Classic, folk singer Laura Marling
also joined the Splendour Sideshow circuit, and performed at Sydney's Metro Theatre, Monday night.
I knew she was great, but not this great. To be honest it had been a while since I had listened to her first album 'Alas I Cannot Swim', of which I too really liked tracks such as, *Ghosts' and 'Cross Your Fingers'. But, since this time she has also released album, 'I Speak Because I Can', which definitely is much more textured and stops you right in the middle of many magical moments. Well, they did live anyway.
We arrived just in time for the first support group from Sydney's North Shore, Boy & Bear
. To be honest, I hadn't listened much to them previously, but as an avid lover of Indie-Folk-Rock, you can just imagine these guys were right up my street by the end of their performance.
Frontman, Dave Hosking has a piercingly fantastic voice like Canadian-Australian, Xavier Rudd
. The rest of the group were so controlled and careful with their performance (much like Grizzly Bear!), and all sang in beautiful harmony. Boy & Bear have been busy this year though with gigs, so it is no wonder they sound like the seasoned musicians they are.
Laura Marling followed shortly after with neigh five others, including a cello player, cello bass player, percussionist , ukelele player, keys, who ALL also sang. The keys player from Marling's set, also sang with Boy & Bear which was an interesting display of showmanship and really indicates how well these groups gel. Laura barely had time to blink before she kick-started her set. It was only after this that she began to relax and interact with the audience.
With a charming narrative about how she loves Australia, and feels at home here because she lives in Sheppard's Bush (which is apparently full of Australians), Marling continued on with the show, casually sipping at her wine. This baffled me, because not only now would I say that her vocal capacity is way higher than other female folk favourites of mine, like Sarah Blasko and Missy Higgins but she was drinking a throat parching beverage.

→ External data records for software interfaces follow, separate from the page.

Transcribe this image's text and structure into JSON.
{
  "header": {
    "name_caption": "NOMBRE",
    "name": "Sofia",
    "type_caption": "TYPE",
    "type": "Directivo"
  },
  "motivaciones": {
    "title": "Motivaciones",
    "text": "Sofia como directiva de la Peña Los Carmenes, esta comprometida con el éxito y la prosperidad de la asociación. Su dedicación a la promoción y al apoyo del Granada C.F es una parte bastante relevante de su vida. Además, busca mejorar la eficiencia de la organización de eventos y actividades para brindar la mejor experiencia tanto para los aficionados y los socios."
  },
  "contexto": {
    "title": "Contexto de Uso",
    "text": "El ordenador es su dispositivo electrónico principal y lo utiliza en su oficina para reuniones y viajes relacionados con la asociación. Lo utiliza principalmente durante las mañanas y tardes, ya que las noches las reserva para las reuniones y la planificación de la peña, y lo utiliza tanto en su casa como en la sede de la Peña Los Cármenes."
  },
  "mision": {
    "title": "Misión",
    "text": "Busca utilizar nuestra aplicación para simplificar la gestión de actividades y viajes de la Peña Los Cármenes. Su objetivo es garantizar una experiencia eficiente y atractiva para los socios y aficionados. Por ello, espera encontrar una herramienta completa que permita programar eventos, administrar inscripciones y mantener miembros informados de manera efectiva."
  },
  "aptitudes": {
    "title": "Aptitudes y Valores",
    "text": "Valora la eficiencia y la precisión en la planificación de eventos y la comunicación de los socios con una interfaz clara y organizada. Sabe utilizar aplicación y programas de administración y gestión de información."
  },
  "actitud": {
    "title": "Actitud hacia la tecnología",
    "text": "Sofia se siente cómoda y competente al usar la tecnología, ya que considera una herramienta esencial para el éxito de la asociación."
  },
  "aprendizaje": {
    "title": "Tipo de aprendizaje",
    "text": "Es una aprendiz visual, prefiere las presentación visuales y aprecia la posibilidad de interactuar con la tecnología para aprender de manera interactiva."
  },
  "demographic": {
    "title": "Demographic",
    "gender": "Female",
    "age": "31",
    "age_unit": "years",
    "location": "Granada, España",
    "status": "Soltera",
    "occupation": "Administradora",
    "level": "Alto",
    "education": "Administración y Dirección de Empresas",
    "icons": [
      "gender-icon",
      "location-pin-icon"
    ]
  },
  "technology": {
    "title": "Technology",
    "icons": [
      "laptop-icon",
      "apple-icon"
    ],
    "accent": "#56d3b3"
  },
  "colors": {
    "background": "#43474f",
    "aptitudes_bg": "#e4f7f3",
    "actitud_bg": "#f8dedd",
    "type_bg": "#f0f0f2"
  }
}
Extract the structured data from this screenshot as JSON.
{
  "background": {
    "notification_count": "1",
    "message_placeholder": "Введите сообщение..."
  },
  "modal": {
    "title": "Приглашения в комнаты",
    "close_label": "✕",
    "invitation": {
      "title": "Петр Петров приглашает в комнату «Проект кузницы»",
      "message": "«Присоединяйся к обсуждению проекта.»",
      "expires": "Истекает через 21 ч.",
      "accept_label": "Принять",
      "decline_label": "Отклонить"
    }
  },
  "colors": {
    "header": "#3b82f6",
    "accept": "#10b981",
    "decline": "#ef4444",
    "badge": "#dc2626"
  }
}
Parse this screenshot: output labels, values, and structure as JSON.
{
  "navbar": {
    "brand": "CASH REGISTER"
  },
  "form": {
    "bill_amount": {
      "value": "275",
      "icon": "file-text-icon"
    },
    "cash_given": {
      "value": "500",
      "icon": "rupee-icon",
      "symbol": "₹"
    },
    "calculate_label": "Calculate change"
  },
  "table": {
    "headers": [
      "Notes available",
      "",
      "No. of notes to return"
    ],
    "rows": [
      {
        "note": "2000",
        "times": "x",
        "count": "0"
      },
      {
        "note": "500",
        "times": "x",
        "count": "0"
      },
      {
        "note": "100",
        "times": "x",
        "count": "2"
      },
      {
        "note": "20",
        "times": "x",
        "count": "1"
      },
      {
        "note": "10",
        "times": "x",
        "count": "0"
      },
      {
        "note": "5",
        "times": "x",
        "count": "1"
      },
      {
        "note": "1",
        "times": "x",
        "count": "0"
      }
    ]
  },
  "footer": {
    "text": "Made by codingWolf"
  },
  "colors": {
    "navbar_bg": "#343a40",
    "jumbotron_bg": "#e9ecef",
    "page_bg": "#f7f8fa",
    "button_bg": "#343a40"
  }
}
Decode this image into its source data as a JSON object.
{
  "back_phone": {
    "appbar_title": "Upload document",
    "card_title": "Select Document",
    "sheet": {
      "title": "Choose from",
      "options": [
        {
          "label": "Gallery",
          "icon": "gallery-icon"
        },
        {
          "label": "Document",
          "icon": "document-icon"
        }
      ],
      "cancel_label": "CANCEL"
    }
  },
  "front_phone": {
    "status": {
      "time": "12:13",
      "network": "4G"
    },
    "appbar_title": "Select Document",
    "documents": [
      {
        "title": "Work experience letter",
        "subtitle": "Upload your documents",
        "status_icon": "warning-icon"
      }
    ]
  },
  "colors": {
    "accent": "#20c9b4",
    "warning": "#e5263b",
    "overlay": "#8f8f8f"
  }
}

The definite highlight of the show was when she sang solo. She promised epic whistling on her side, and delivered. It was something of a teeth whistling. On the record she had a violinist do the part, but when she thinks of it outside of that, she always whistles it and invited the cheeky Hordern crowd to participate.
Something new for the finish of her gig, she declared an end to the tradition of encores. And hopes her movement will take effect worldwide. With her endearing delivery, I don't think too many people were bothered, but you can't say to a bunch of slightly tipsy Australians 'you can't have this', and not expect some level of larikinism. So she warned us at the end of the third last song, and there was little disappointment with one or two hecklers.
If you want to feel like you were there, buy her album and play it really really loud, that is how it was live and beyond any experience of female soloist singing I have experienced yet. I often felt like I was dreaming through her story telling and vocal loveliness. Bravo to Laura Marling.